Located in the unceded territories of the Liǧʷiɫdax̌ʷ First Nations, the Museum at Campbell River recently opened the temporary exhibit “Cecil Dawson: Standing in the Gap”. Co-curated by Cecil Dawson and Beth Boyce, Cecil’s history was captured through an Indigenous lens and addressed timely contemporary social issues including the impact of pandemics and the burial sites of children uncovered at residential schools across the country.
It also addressed the role that museums have played in colonization and their role in the pursuit of (re)conciliation. This theme was explored in collaboration with Heidi Swierenga of the Museum of Anthropology (MOA) and was supported by MOA’s Collections Access Program, which ensured that Cecil’s family regalia, which he had only previously encountered in his grandmother’s book, could be present.
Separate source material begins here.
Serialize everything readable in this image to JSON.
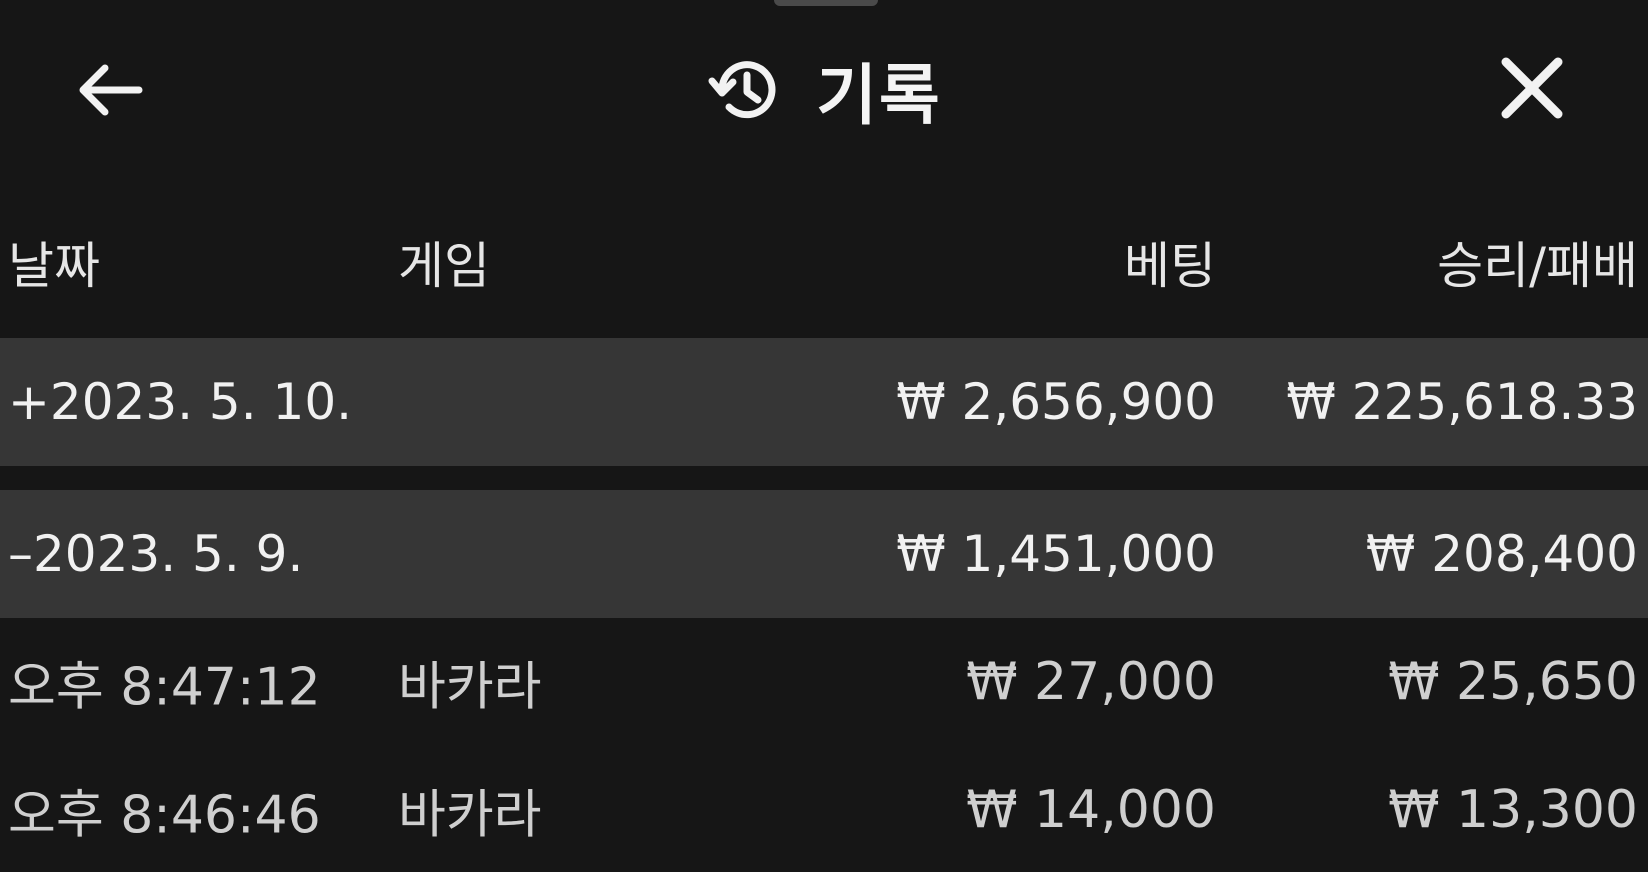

Cecil Dawson notes the importance of this initiative at the exhibit opening, “I’ve just been emphasizing the significance of this moment. This gathering. This happening. That it is important for us to create spiritual space when we have ceremony. When we get together as human beings. Seeking something better for all.
Pictured: Heidi Swierenga from MOA, Cecil Dawson, and Beth Boyce from the Musuem at Campbell River. The image was taken during the opening event for the exhibit by Bluetree Photography
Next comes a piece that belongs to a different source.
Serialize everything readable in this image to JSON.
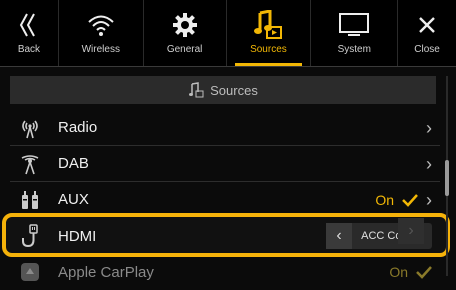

BC Archives, Genevieve Weber
Royal BC Museum
In 2019, the BC Archives acquired the records of the Oblates of Mary Immaculate, a religious order that operated ten residential schools in British Columbia. Using Article 31 of the United Nations Declaration on the Rights of Indigenous Peoples as a guiding principle (Indigenous peoples have the right to maintain, control, protect and develop their cultural heritage, traditional knowledge and traditional cultural expressions, as well as…their intellectual property over such cultural heritage, traditional knowledge, and traditional cultural expressions), the inclusion of community members in the processing of the records has been prioritized by Archivist, Genevieve Weber. As she continues the work at the BC Archives to make residential school-related records accessible, community engagement will remain the top priority.
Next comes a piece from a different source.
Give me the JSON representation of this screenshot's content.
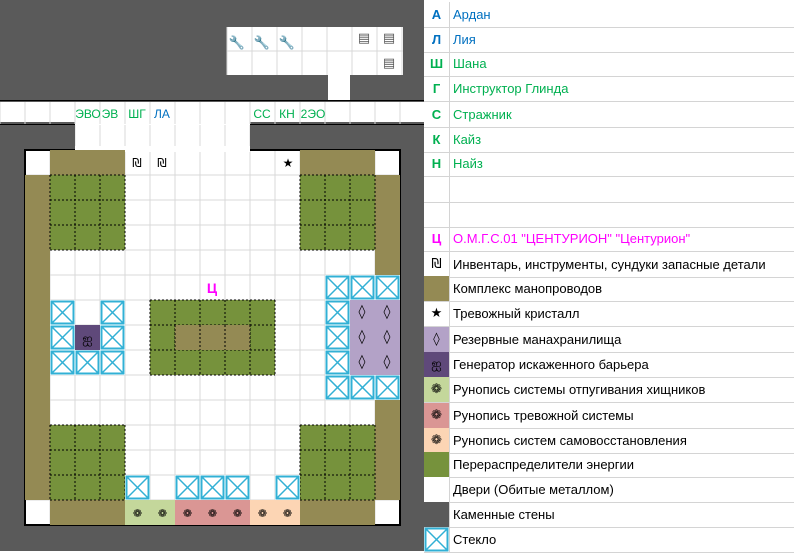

Award of Merit – Innovative Practice
This Award of Merit recognizes a recent outstanding innovative and/or creative achievement in any and all aspects of an organization’s practice. At the heart of our communities are people who actively push boundaries, challenge conventions, and exemplify innovative ways of thinking, seeing, and doing. Creativity and innovation will be measured in respect to the nominated museum’s own capacity and history; it may reflect an all-new approach to museology in general, or it may reflect an individual museum doing something it has never done before.
Rungh Cultural Society
Rungh Redux is an innovative archival web project that activates South Asian art histories from the 1990s and relates to present day IBPOC art and artists. Rungh Redux is a unique attempt to activate an archive and serves to inform artists, educators, cultural workers, and members of the public that racialized artists in British Columbia, and across Canada, have been creating both “community” and “professional” art for over 30 years. These histories would be lost or inaccessible if the Rungh Cultural Society had not embarked on a multi-year project to find, restore, digitize, and then create the interactive Rungh Redux web platform.
Producer/Curator: Zool Suleman
Web/Data Interactive Design: Frank Hangler, Plot +Scatter, and Rob Golbeck, Handcoded Web Services
Design: Simone Wharton, Milène Vallin Editorial
Project Lead: Amina Creighton-Kelly
Multimedia Guide | Museum of Anthropology
The Museum of Anthropology’s Multimedia Guide exemplifies innovation in the area of digital engagement, using mobile technology to enrich visitors’ experiences and deepen learning about artworks and cultural belongings.
More information coming soon. In the meantime, check our their website!
RSVP to attend the Awards Showcase on October 19, 2022
Hear form winners about their projects and ideas for the future of museums.